What Is Colony Collapse Disorder And What Should Gardeners Know About It?

Colony collapse disorder refers to an ongoing condition affecting honeybee populations, causing the loss of many bees and drastically shrinking bee populations. It is believed to have a variety of causes, including pesticide and herbicide use. Gardeners should know that by making choices to help support honeybees, they're helping to lessen the negative impacts of colony collapse disorder, which can drastically affect food crops.

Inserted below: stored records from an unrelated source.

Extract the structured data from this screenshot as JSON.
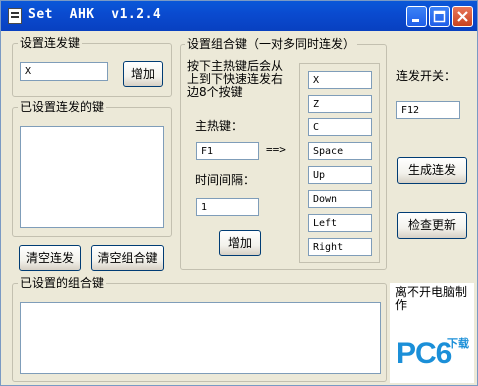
{
  "window": {
    "title": "Set  AHK  v1.2.4"
  },
  "trigger_group": {
    "legend": "设置连发键",
    "key_value": "X",
    "add_label": "增加"
  },
  "set_keys_group": {
    "legend": "已设置连发的键"
  },
  "clear_repeat_label": "清空连发",
  "clear_combo_label": "清空组合键",
  "combo_group": {
    "legend": "设置组合键（一对多同时连发）",
    "instruction": "按下主热键后会从上到下快速连发右边8个按键",
    "main_key_label": "主热键：",
    "main_key_value": "F1",
    "arrow": "==>",
    "interval_label": "时间间隔：",
    "interval_value": "1",
    "add_label": "增加",
    "keys": [
      "X",
      "Z",
      "C",
      "Space",
      "Up",
      "Down",
      "Left",
      "Right"
    ]
  },
  "toggle": {
    "label": "连发开关：",
    "value": "F12"
  },
  "generate_label": "生成连发",
  "update_label": "检查更新",
  "combo_list_group": {
    "legend": "已设置的组合键"
  },
  "note": "离不开电脑制作",
  "watermark": {
    "text": "PC6",
    "sub": "下载"
  }
}
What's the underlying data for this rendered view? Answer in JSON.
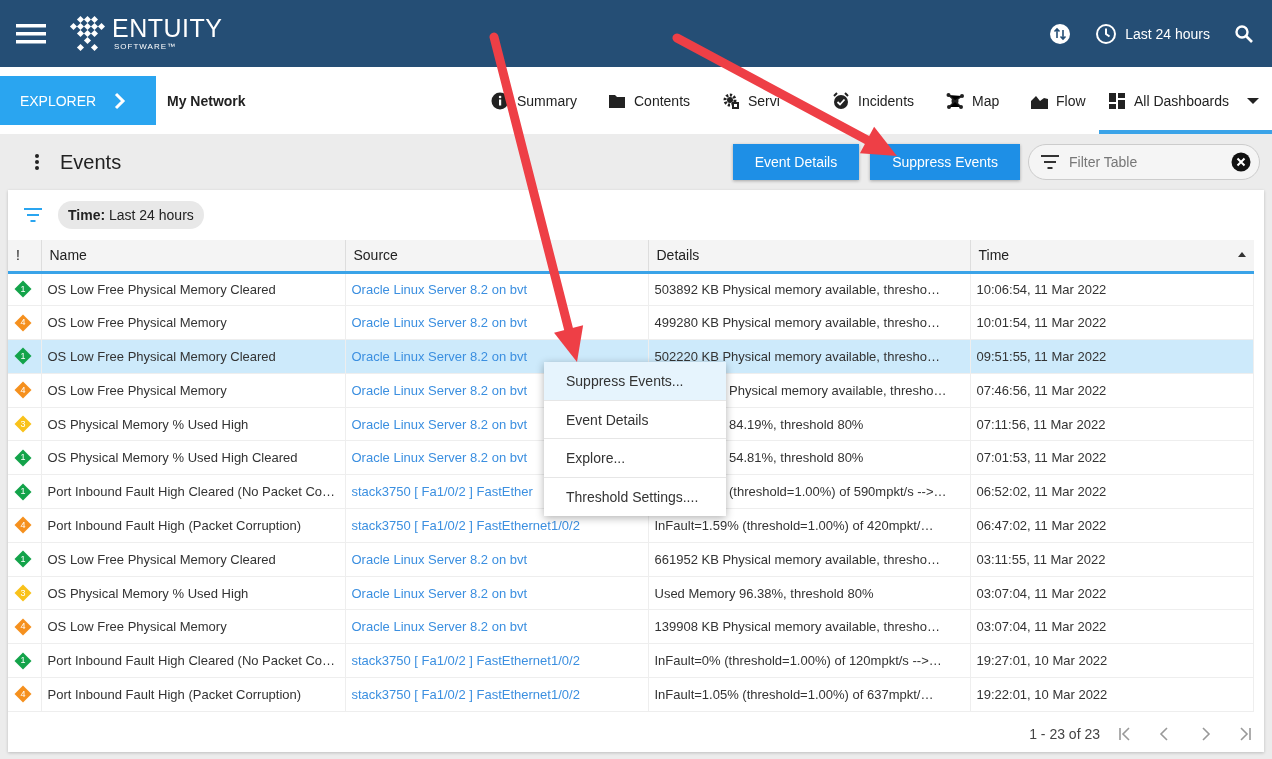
{
  "top_bar": {
    "logo": {
      "name": "ENTUITY",
      "tagline": "SOFTWARE™"
    },
    "time_range": "Last 24 hours"
  },
  "nav": {
    "explorer": "EXPLORER",
    "context": "My Network",
    "tabs": [
      {
        "label": "Summary",
        "kind": "info",
        "selected": false,
        "dropdown": false
      },
      {
        "label": "Contents",
        "kind": "folder",
        "selected": false,
        "dropdown": false
      },
      {
        "label": "Servi",
        "kind": "gear",
        "selected": false,
        "dropdown": false
      },
      {
        "label": "Incidents",
        "kind": "alarm",
        "selected": false,
        "dropdown": false
      },
      {
        "label": "Map",
        "kind": "nodes",
        "selected": false,
        "dropdown": false
      },
      {
        "label": "Flow",
        "kind": "chart",
        "selected": false,
        "dropdown": false
      },
      {
        "label": "All Dashboards",
        "kind": "grid",
        "selected": true,
        "dropdown": true
      }
    ]
  },
  "page": {
    "title": "Events",
    "buttons": [
      "Event Details",
      "Suppress Events"
    ],
    "filter": {
      "placeholder": "Filter Table"
    }
  },
  "filter_chip": "**Time:** Last 24 hours",
  "table": {
    "columns": [
      {
        "label": "!",
        "sorted": false
      },
      {
        "label": "Name",
        "sorted": false
      },
      {
        "label": "Source",
        "sorted": false
      },
      {
        "label": "Details",
        "sorted": false
      },
      {
        "label": "Time",
        "sorted": true
      }
    ],
    "rows": [
      {
        "severity": "1",
        "color": "#13a34a",
        "name": "OS Low Free Physical Memory Cleared",
        "source": "Oracle Linux Server 8.2 on bvt",
        "details": "503892 KB Physical memory available, thresho…",
        "time": "10:06:54, 11 Mar 2022",
        "selected": false
      },
      {
        "severity": "4",
        "color": "#f5901e",
        "name": "OS Low Free Physical Memory",
        "source": "Oracle Linux Server 8.2 on bvt",
        "details": "499280 KB Physical memory available, thresho…",
        "time": "10:01:54, 11 Mar 2022",
        "selected": false
      },
      {
        "severity": "1",
        "color": "#13a34a",
        "name": "OS Low Free Physical Memory Cleared",
        "source": "Oracle Linux Server 8.2 on bvt",
        "details": "502220 KB Physical memory available, thresho…",
        "time": "09:51:55, 11 Mar 2022",
        "selected": true
      },
      {
        "severity": "4",
        "color": "#f5901e",
        "name": "OS Low Free Physical Memory",
        "source": "Oracle Linux Server 8.2 on bvt",
        "details": "Physical memory available, thresho…",
        "time": "07:46:56, 11 Mar 2022",
        "selected": false
      },
      {
        "severity": "3",
        "color": "#f9c21b",
        "name": "OS Physical Memory % Used High",
        "source": "Oracle Linux Server 8.2 on bvt",
        "details": "84.19%, threshold 80%",
        "time": "07:11:56, 11 Mar 2022",
        "selected": false
      },
      {
        "severity": "1",
        "color": "#13a34a",
        "name": "OS Physical Memory % Used High Cleared",
        "source": "Oracle Linux Server 8.2 on bvt",
        "details": "54.81%, threshold 80%",
        "time": "07:01:53, 11 Mar 2022",
        "selected": false
      },
      {
        "severity": "1",
        "color": "#13a34a",
        "name": "Port Inbound Fault High Cleared (No Packet Co…",
        "source": "stack3750 [ Fa1/0/2 ] FastEther",
        "details": "(threshold=1.00%) of 590mpkt/s -->…",
        "time": "06:52:02, 11 Mar 2022",
        "selected": false
      },
      {
        "severity": "4",
        "color": "#f5901e",
        "name": "Port Inbound Fault High (Packet Corruption)",
        "source": "stack3750 [ Fa1/0/2 ] FastEthernet1/0/2",
        "details": "InFault=1.59% (threshold=1.00%) of 420mpkt/…",
        "time": "06:47:02, 11 Mar 2022",
        "selected": false
      },
      {
        "severity": "1",
        "color": "#13a34a",
        "name": "OS Low Free Physical Memory Cleared",
        "source": "Oracle Linux Server 8.2 on bvt",
        "details": "661952 KB Physical memory available, thresho…",
        "time": "03:11:55, 11 Mar 2022",
        "selected": false
      },
      {
        "severity": "3",
        "color": "#f9c21b",
        "name": "OS Physical Memory % Used High",
        "source": "Oracle Linux Server 8.2 on bvt",
        "details": "Used Memory 96.38%, threshold 80%",
        "time": "03:07:04, 11 Mar 2022",
        "selected": false
      },
      {
        "severity": "4",
        "color": "#f5901e",
        "name": "OS Low Free Physical Memory",
        "source": "Oracle Linux Server 8.2 on bvt",
        "details": "139908 KB Physical memory available, thresho…",
        "time": "03:07:04, 11 Mar 2022",
        "selected": false
      },
      {
        "severity": "1",
        "color": "#13a34a",
        "name": "Port Inbound Fault High Cleared (No Packet Co…",
        "source": "stack3750 [ Fa1/0/2 ] FastEthernet1/0/2",
        "details": "InFault=0% (threshold=1.00%) of 120mpkt/s -->…",
        "time": "19:27:01, 10 Mar 2022",
        "selected": false
      },
      {
        "severity": "4",
        "color": "#f5901e",
        "name": "Port Inbound Fault High (Packet Corruption)",
        "source": "stack3750 [ Fa1/0/2 ] FastEthernet1/0/2",
        "details": "InFault=1.05% (threshold=1.00%) of 637mpkt/…",
        "time": "19:22:01, 10 Mar 2022",
        "selected": false
      }
    ],
    "pagination": "1 - 23 of 23"
  },
  "context_menu": [
    {
      "label": "Suppress Events...",
      "hovered": true
    },
    {
      "label": "Event Details",
      "hovered": false
    },
    {
      "label": "Explore...",
      "hovered": false
    },
    {
      "label": "Threshold Settings....",
      "hovered": false
    }
  ]
}
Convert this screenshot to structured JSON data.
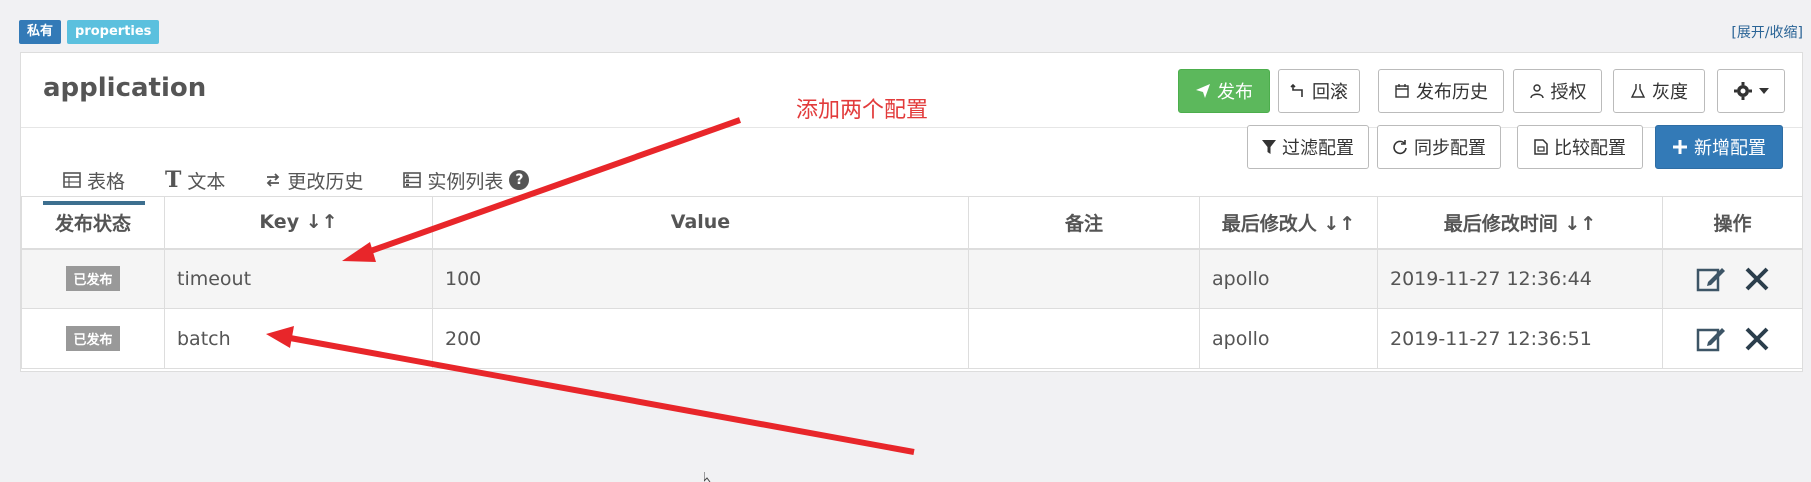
{
  "labels": {
    "private": "私有",
    "format": "properties"
  },
  "toggle": "[展开/收缩]",
  "namespace": {
    "title": "application"
  },
  "toolbar": {
    "publish": "发布",
    "rollback": "回滚",
    "history": "发布历史",
    "grant": "授权",
    "gray": "灰度"
  },
  "tabs": [
    "表格",
    "文本",
    "更改历史",
    "实例列表"
  ],
  "instance_badge": "?",
  "actions": {
    "filter": "过滤配置",
    "sync": "同步配置",
    "compare": "比较配置",
    "add": "新增配置"
  },
  "table": {
    "headers": [
      "发布状态",
      "Key",
      "Value",
      "备注",
      "最后修改人",
      "最后修改时间",
      "操作"
    ],
    "rows": [
      {
        "status": "已发布",
        "key": "timeout",
        "value": "100",
        "comment": "",
        "modifier": "apollo",
        "time": "2019-11-27 12:36:44"
      },
      {
        "status": "已发布",
        "key": "batch",
        "value": "200",
        "comment": "",
        "modifier": "apollo",
        "time": "2019-11-27 12:36:51"
      }
    ]
  },
  "annotation": "添加两个配置",
  "colors": {
    "primary": "#337ab7",
    "success": "#5cb85c",
    "info": "#5bc0de",
    "annotation": "#e8262a"
  }
}
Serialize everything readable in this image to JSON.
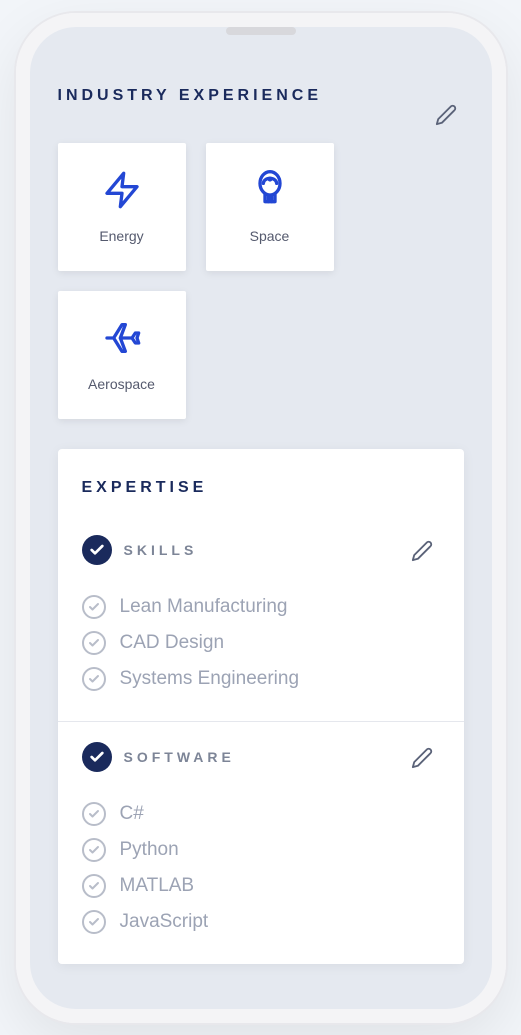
{
  "industry": {
    "title": "Industry Experience",
    "items": [
      {
        "label": "Energy",
        "icon": "bolt"
      },
      {
        "label": "Space",
        "icon": "astronaut"
      },
      {
        "label": "Aerospace",
        "icon": "plane"
      }
    ]
  },
  "expertise": {
    "title": "Expertise",
    "sections": [
      {
        "title": "Skills",
        "items": [
          "Lean Manufacturing",
          "CAD Design",
          "Systems Engineering"
        ]
      },
      {
        "title": "Software",
        "items": [
          "C#",
          "Python",
          "MATLAB",
          "JavaScript"
        ]
      }
    ]
  },
  "colors": {
    "accent": "#2347d4",
    "dark": "#1a2a5c"
  }
}
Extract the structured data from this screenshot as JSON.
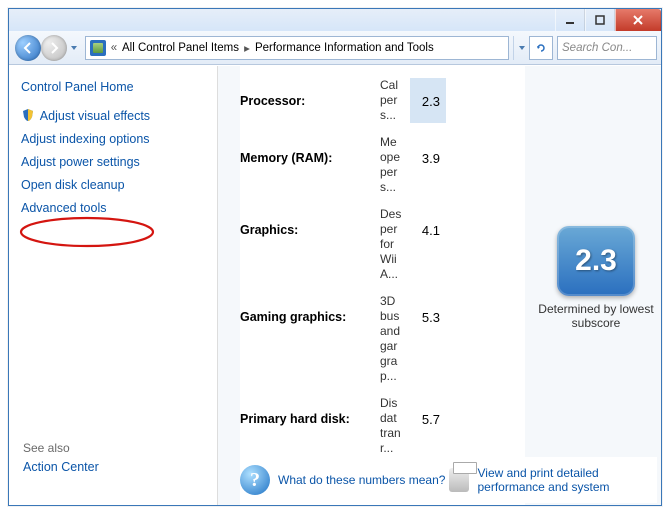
{
  "breadcrumb": {
    "prefix": "«",
    "items": [
      "All Control Panel Items",
      "Performance Information and Tools"
    ]
  },
  "search": {
    "placeholder": "Search Con..."
  },
  "sidebar": {
    "home": "Control Panel Home",
    "links": [
      "Adjust visual effects",
      "Adjust indexing options",
      "Adjust power settings",
      "Open disk cleanup",
      "Advanced tools"
    ],
    "seealso_label": "See also",
    "action_center": "Action Center"
  },
  "scores": {
    "rows": [
      {
        "label": "Processor:",
        "desc": "Cal per s...",
        "score": "2.3"
      },
      {
        "label": "Memory (RAM):",
        "desc": "Me ope per s...",
        "score": "3.9"
      },
      {
        "label": "Graphics:",
        "desc": "Des per for Wii A...",
        "score": "4.1"
      },
      {
        "label": "Gaming graphics:",
        "desc": "3D bus and gar gra p...",
        "score": "5.3"
      },
      {
        "label": "Primary hard disk:",
        "desc": "Dis dat tran r...",
        "score": "5.7"
      }
    ],
    "big_score": "2.3",
    "big_caption": "Determined by lowest subscore"
  },
  "bottom": {
    "link1": "What do these numbers mean?",
    "link2": "View and print detailed performance and system"
  }
}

Colony collapse disorder is a phenomenon in which large numbers of worker bees suddenly disappear from their colonies, leaving behind the queen bee and some immature bees, as well as the food supply that has been built up. It was first discovered about 10 years ago, and studies are showing that it is not spreading as rapidly as it was once feared it would. However, colony collapse disorder still has grave implications for growers and consumers of all pollen-producing plants, especially food crops, including fruit trees. Orchard fruits are primarily pollinated by honeybees, and the loss of honeybee populations affects the ecosystem that includes other pollinators.

It's important for gardeners to be aware of the impacts of colony collapse disorder, as well as the possible causes, so they can make informed choices and take positive action to help prevent it. Reducing or eliminating the use of chemical pesticides and herbicides is one of the most important ways to help protect pollinators, including honeybees. Planting native plants and pollinator-friendly flowers can also be helpful in stabilizing pollinator populations.

Why reducing use of pesticides and herbicides helps honeybees

Many gardeners in recent years have made efforts to plant more pollinator-friendly plants, as well as reduce the use of toxic pesticides and herbicides, in an effort to respond to dwindling populations of pollinators such as monarch butterflies. The use of herbicides can destroy food sources for pollinators, many of whom (like monarch butterflies) rely on very specific plants for their nutritional needs. Pesticides designed to kill insects or rodents can also kill pollinators directly. Gardeners who want to help protect pollinators, including honeybees, should seek out non-toxic and natural solutions to weeds and pests.

As stewards of nature who engage with plants and horticulture on a constant basis, gardeners have an important role to play in the preservation of our ecosystem, and that includes helping protect pollinators such as bees. Many varieties of bees get their pollen from native plants, and these plant-insect relationships are products of millions of years of evolution. Agriculture and urbanization have displaced wildlife and insect populations by eliminating many native plants from their habitats. Adding native plants to gardens not only helps the landscape by lessening run off and erosion, but helps feed bees that depend on these specific sources of pollen. 

Native plants not only support pollinators, but other insects and wildlife also, including birds and rodents. All of these creatures live in a symbiotic relationship in their natural habitats, and native plants can provide a crucial backbone for improving the ecosystems where we live. 

The impacts of colony collapse disorder

Colony collapse disorder directly impacts the production of honey, as well as the beekeeping industry, which provides pollination services for farmers and growers. The disruption of pollination affects all aspects of the agriculture industry: without pollinators, many food crops simply won't grow. In this way, colony collapse disorder can potentially wreak havoc on our entire food supply, especially fruits, vegetables, and nuts. It is estimated that pollinators are responsible for one out of every three bites of food we eat. Colony collapse disorder not only has the potential to affect food supplies. The large portions of the worldwide economy that depend on agriculture, as well as food exports and food manufacturing, not to mention restaurants and grocery stores, would also be disrupted.

While colony collapse disorder is cause for concern on a global scale, there are also ways to address it at the local level. Gardeners who educate themselves about colony collapse disorder can become a source of information for their communities (including their local garden organizations or farmers' markets), and do their part to help protect honeybee populations. Encouraging the reduction or elimination of herbicide and pesticide use is an important first step toward protecting honeybees and other pollinators who help our food crops to flourish. Learning about native and pollinator-friendly plants and encouraging their use in landscaping is also a positive step toward addressing this problem.